WHAT YOU HAVE TO DO.
Your copy should match the entries exactly, with no images carried over.
Top of DATASET RECORDS
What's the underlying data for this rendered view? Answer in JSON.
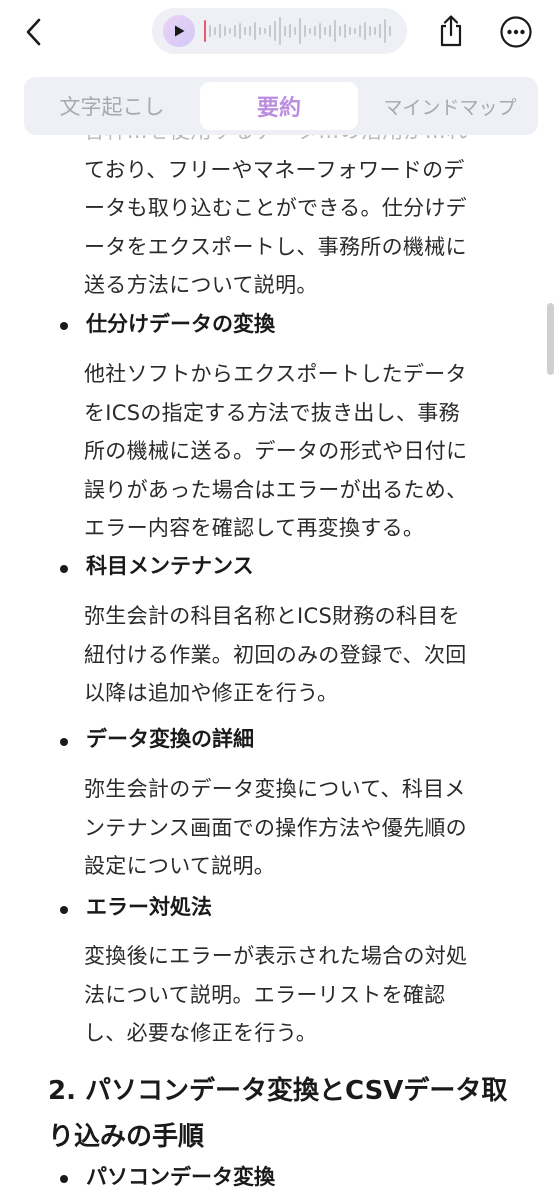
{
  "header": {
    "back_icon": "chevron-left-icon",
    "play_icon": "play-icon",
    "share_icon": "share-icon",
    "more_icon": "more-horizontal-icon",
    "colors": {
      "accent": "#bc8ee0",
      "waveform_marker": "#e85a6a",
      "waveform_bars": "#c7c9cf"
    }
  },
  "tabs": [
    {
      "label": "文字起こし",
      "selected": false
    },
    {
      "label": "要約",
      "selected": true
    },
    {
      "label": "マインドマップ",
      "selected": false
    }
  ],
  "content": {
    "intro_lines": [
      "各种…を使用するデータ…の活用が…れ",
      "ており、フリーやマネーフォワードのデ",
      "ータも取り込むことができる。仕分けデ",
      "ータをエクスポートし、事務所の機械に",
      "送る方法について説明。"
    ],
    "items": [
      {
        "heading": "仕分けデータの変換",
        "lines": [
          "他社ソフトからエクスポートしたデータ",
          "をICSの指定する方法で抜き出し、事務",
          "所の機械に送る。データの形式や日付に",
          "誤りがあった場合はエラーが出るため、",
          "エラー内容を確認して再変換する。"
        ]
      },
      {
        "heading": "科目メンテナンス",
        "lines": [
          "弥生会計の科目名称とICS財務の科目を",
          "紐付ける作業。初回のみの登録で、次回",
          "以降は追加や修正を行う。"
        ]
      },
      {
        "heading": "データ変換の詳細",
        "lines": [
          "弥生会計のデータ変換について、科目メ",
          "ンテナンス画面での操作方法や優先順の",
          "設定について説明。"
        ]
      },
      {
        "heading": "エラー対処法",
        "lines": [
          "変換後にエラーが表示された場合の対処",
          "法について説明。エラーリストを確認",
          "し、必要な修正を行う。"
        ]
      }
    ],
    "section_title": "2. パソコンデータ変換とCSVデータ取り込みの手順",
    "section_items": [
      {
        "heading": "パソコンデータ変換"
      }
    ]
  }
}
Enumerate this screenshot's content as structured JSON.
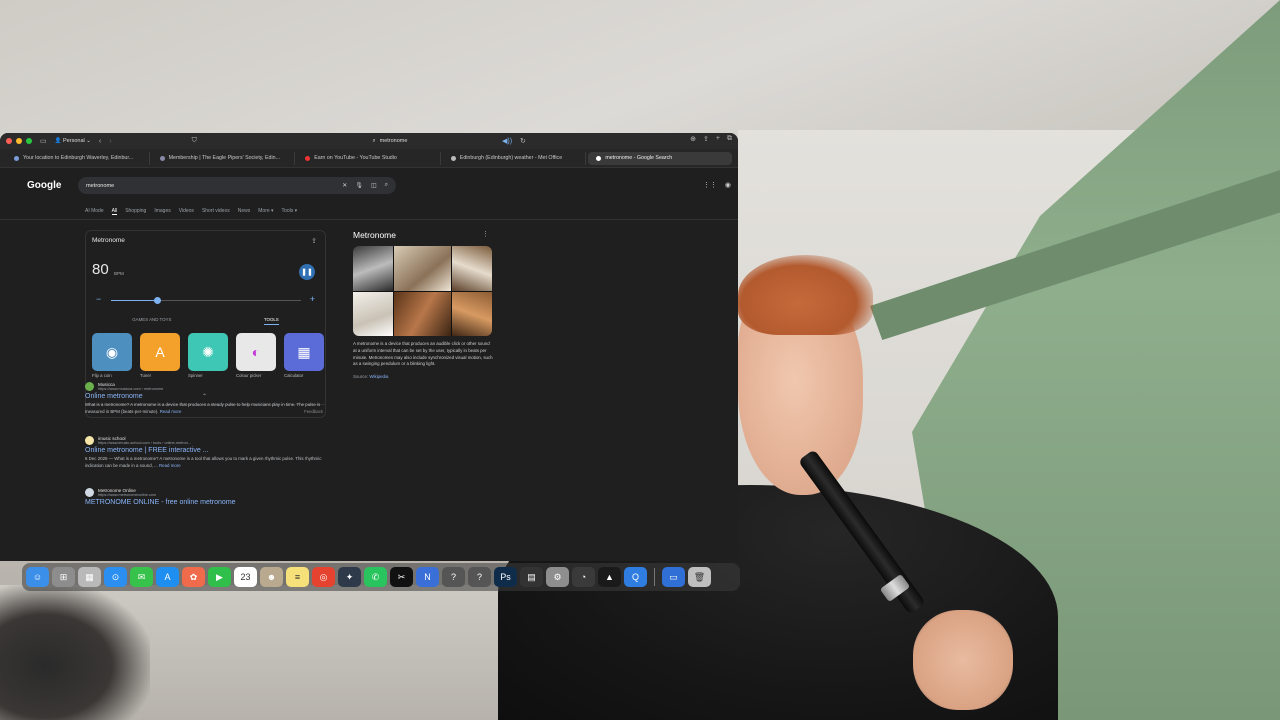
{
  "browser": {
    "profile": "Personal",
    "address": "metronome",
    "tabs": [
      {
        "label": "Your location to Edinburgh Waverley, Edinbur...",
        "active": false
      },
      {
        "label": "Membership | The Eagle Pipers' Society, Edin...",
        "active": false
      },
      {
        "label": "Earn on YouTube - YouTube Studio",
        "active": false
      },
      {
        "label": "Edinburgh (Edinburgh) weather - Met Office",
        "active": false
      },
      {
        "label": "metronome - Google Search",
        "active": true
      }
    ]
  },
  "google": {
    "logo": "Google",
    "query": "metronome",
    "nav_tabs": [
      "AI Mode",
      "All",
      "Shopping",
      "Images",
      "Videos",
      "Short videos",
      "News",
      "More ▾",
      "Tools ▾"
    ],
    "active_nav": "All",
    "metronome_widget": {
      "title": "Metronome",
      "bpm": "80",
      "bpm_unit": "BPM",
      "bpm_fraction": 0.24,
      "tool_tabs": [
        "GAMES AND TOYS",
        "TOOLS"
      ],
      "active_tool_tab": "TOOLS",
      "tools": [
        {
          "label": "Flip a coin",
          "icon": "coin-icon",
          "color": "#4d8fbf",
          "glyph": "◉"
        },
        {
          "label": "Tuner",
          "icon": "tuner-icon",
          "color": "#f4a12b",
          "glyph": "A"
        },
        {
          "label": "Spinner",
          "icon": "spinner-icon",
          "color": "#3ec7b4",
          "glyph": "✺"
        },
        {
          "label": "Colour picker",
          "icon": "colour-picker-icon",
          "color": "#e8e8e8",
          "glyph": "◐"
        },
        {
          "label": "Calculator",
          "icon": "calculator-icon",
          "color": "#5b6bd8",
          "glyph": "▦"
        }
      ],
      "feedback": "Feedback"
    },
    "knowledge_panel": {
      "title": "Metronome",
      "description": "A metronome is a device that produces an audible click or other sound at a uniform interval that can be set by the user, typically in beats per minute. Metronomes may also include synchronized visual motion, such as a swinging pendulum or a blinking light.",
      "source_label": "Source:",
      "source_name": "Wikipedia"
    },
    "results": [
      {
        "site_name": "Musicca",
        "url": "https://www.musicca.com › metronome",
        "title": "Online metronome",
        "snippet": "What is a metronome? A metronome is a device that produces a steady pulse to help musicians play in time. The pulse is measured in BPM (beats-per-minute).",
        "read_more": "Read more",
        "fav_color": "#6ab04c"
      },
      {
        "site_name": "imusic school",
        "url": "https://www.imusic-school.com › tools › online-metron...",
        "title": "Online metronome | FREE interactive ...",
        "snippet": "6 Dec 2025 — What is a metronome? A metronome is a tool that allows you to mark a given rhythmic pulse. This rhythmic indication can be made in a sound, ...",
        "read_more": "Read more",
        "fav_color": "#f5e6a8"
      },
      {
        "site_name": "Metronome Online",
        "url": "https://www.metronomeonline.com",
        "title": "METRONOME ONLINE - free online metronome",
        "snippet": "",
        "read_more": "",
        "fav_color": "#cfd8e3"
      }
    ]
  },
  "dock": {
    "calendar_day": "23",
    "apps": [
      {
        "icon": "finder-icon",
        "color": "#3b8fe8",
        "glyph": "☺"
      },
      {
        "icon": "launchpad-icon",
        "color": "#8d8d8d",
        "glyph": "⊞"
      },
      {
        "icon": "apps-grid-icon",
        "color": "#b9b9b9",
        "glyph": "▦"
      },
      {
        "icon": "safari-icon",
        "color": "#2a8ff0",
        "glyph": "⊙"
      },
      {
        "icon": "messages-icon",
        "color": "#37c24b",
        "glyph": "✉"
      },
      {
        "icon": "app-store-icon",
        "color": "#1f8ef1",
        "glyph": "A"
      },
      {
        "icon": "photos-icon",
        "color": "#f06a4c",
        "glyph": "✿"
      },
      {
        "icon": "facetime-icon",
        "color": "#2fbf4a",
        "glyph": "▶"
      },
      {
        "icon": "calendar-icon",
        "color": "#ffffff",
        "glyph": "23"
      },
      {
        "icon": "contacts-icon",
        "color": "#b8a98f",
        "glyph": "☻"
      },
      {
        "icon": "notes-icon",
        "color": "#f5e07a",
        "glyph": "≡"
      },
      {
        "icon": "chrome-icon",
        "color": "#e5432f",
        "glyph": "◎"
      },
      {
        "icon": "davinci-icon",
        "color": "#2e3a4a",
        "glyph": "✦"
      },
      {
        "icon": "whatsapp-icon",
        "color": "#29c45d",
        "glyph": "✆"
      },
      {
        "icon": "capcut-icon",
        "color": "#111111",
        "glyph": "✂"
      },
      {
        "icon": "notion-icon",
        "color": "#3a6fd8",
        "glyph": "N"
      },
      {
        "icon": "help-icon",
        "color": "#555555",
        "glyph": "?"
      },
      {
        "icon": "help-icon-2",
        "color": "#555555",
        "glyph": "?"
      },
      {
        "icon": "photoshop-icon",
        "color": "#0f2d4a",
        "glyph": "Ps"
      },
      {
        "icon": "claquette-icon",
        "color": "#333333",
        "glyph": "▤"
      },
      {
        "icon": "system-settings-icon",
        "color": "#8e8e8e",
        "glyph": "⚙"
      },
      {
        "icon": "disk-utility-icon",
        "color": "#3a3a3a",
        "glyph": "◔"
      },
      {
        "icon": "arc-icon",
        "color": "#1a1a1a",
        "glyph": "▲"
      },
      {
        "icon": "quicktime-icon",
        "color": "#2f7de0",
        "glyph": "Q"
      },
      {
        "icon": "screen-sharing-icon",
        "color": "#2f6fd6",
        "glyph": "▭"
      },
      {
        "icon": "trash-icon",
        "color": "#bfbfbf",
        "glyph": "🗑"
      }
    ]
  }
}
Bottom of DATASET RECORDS
SOLVED EXERCISE.
What's the underlying data for this rendered view? Answer in JSON.
{
  "header": {
    "back_icon": "chevron-left-icon",
    "play_icon": "play-icon",
    "share_icon": "share-icon",
    "more_icon": "more-horizontal-icon",
    "colors": {
      "accent": "#bc8ee0",
      "waveform_marker": "#e85a6a",
      "waveform_bars": "#c7c9cf"
    }
  },
  "tabs": [
    {
      "label": "文字起こし",
      "selected": false
    },
    {
      "label": "要約",
      "selected": true
    },
    {
      "label": "マインドマップ",
      "selected": false
    }
  ],
  "content": {
    "intro_lines": [
      "各种…を使用するデータ…の活用が…れ",
      "ており、フリーやマネーフォワードのデ",
      "ータも取り込むことができる。仕分けデ",
      "ータをエクスポートし、事務所の機械に",
      "送る方法について説明。"
    ],
    "items": [
      {
        "heading": "仕分けデータの変換",
        "lines": [
          "他社ソフトからエクスポートしたデータ",
          "をICSの指定する方法で抜き出し、事務",
          "所の機械に送る。データの形式や日付に",
          "誤りがあった場合はエラーが出るため、",
          "エラー内容を確認して再変換する。"
        ]
      },
      {
        "heading": "科目メンテナンス",
        "lines": [
          "弥生会計の科目名称とICS財務の科目を",
          "紐付ける作業。初回のみの登録で、次回",
          "以降は追加や修正を行う。"
        ]
      },
      {
        "heading": "データ変換の詳細",
        "lines": [
          "弥生会計のデータ変換について、科目メ",
          "ンテナンス画面での操作方法や優先順の",
          "設定について説明。"
        ]
      },
      {
        "heading": "エラー対処法",
        "lines": [
          "変換後にエラーが表示された場合の対処",
          "法について説明。エラーリストを確認",
          "し、必要な修正を行う。"
        ]
      }
    ],
    "section_title": "2. パソコンデータ変換とCSVデータ取り込みの手順",
    "section_items": [
      {
        "heading": "パソコンデータ変換"
      }
    ]
  }
}
Enumerate this screenshot's content as structured JSON.
{
  "browser": {
    "profile": "Personal",
    "address": "metronome",
    "tabs": [
      {
        "label": "Your location to Edinburgh Waverley, Edinbur...",
        "active": false
      },
      {
        "label": "Membership | The Eagle Pipers' Society, Edin...",
        "active": false
      },
      {
        "label": "Earn on YouTube - YouTube Studio",
        "active": false
      },
      {
        "label": "Edinburgh (Edinburgh) weather - Met Office",
        "active": false
      },
      {
        "label": "metronome - Google Search",
        "active": true
      }
    ]
  },
  "google": {
    "logo": "Google",
    "query": "metronome",
    "nav_tabs": [
      "AI Mode",
      "All",
      "Shopping",
      "Images",
      "Videos",
      "Short videos",
      "News",
      "More ▾",
      "Tools ▾"
    ],
    "active_nav": "All",
    "metronome_widget": {
      "title": "Metronome",
      "bpm": "80",
      "bpm_unit": "BPM",
      "bpm_fraction": 0.24,
      "tool_tabs": [
        "GAMES AND TOYS",
        "TOOLS"
      ],
      "active_tool_tab": "TOOLS",
      "tools": [
        {
          "label": "Flip a coin",
          "icon": "coin-icon",
          "color": "#4d8fbf",
          "glyph": "◉"
        },
        {
          "label": "Tuner",
          "icon": "tuner-icon",
          "color": "#f4a12b",
          "glyph": "A"
        },
        {
          "label": "Spinner",
          "icon": "spinner-icon",
          "color": "#3ec7b4",
          "glyph": "✺"
        },
        {
          "label": "Colour picker",
          "icon": "colour-picker-icon",
          "color": "#e8e8e8",
          "glyph": "◐"
        },
        {
          "label": "Calculator",
          "icon": "calculator-icon",
          "color": "#5b6bd8",
          "glyph": "▦"
        }
      ],
      "feedback": "Feedback"
    },
    "knowledge_panel": {
      "title": "Metronome",
      "description": "A metronome is a device that produces an audible click or other sound at a uniform interval that can be set by the user, typically in beats per minute. Metronomes may also include synchronized visual motion, such as a swinging pendulum or a blinking light.",
      "source_label": "Source:",
      "source_name": "Wikipedia"
    },
    "results": [
      {
        "site_name": "Musicca",
        "url": "https://www.musicca.com › metronome",
        "title": "Online metronome",
        "snippet": "What is a metronome? A metronome is a device that produces a steady pulse to help musicians play in time. The pulse is measured in BPM (beats-per-minute).",
        "read_more": "Read more",
        "fav_color": "#6ab04c"
      },
      {
        "site_name": "imusic school",
        "url": "https://www.imusic-school.com › tools › online-metron...",
        "title": "Online metronome | FREE interactive ...",
        "snippet": "6 Dec 2025 — What is a metronome? A metronome is a tool that allows you to mark a given rhythmic pulse. This rhythmic indication can be made in a sound, ...",
        "read_more": "Read more",
        "fav_color": "#f5e6a8"
      },
      {
        "site_name": "Metronome Online",
        "url": "https://www.metronomeonline.com",
        "title": "METRONOME ONLINE - free online metronome",
        "snippet": "",
        "read_more": "",
        "fav_color": "#cfd8e3"
      }
    ]
  },
  "dock": {
    "calendar_day": "23",
    "apps": [
      {
        "icon": "finder-icon",
        "color": "#3b8fe8",
        "glyph": "☺"
      },
      {
        "icon": "launchpad-icon",
        "color": "#8d8d8d",
        "glyph": "⊞"
      },
      {
        "icon": "apps-grid-icon",
        "color": "#b9b9b9",
        "glyph": "▦"
      },
      {
        "icon": "safari-icon",
        "color": "#2a8ff0",
        "glyph": "⊙"
      },
      {
        "icon": "messages-icon",
        "color": "#37c24b",
        "glyph": "✉"
      },
      {
        "icon": "app-store-icon",
        "color": "#1f8ef1",
        "glyph": "A"
      },
      {
        "icon": "photos-icon",
        "color": "#f06a4c",
        "glyph": "✿"
      },
      {
        "icon": "facetime-icon",
        "color": "#2fbf4a",
        "glyph": "▶"
      },
      {
        "icon": "calendar-icon",
        "color": "#ffffff",
        "glyph": "23"
      },
      {
        "icon": "contacts-icon",
        "color": "#b8a98f",
        "glyph": "☻"
      },
      {
        "icon": "notes-icon",
        "color": "#f5e07a",
        "glyph": "≡"
      },
      {
        "icon": "chrome-icon",
        "color": "#e5432f",
        "glyph": "◎"
      },
      {
        "icon": "davinci-icon",
        "color": "#2e3a4a",
        "glyph": "✦"
      },
      {
        "icon": "whatsapp-icon",
        "color": "#29c45d",
        "glyph": "✆"
      },
      {
        "icon": "capcut-icon",
        "color": "#111111",
        "glyph": "✂"
      },
      {
        "icon": "notion-icon",
        "color": "#3a6fd8",
        "glyph": "N"
      },
      {
        "icon": "help-icon",
        "color": "#555555",
        "glyph": "?"
      },
      {
        "icon": "help-icon-2",
        "color": "#555555",
        "glyph": "?"
      },
      {
        "icon": "photoshop-icon",
        "color": "#0f2d4a",
        "glyph": "Ps"
      },
      {
        "icon": "claquette-icon",
        "color": "#333333",
        "glyph": "▤"
      },
      {
        "icon": "system-settings-icon",
        "color": "#8e8e8e",
        "glyph": "⚙"
      },
      {
        "icon": "disk-utility-icon",
        "color": "#3a3a3a",
        "glyph": "◔"
      },
      {
        "icon": "arc-icon",
        "color": "#1a1a1a",
        "glyph": "▲"
      },
      {
        "icon": "quicktime-icon",
        "color": "#2f7de0",
        "glyph": "Q"
      },
      {
        "icon": "screen-sharing-icon",
        "color": "#2f6fd6",
        "glyph": "▭"
      },
      {
        "icon": "trash-icon",
        "color": "#bfbfbf",
        "glyph": "🗑"
      }
    ]
  }
}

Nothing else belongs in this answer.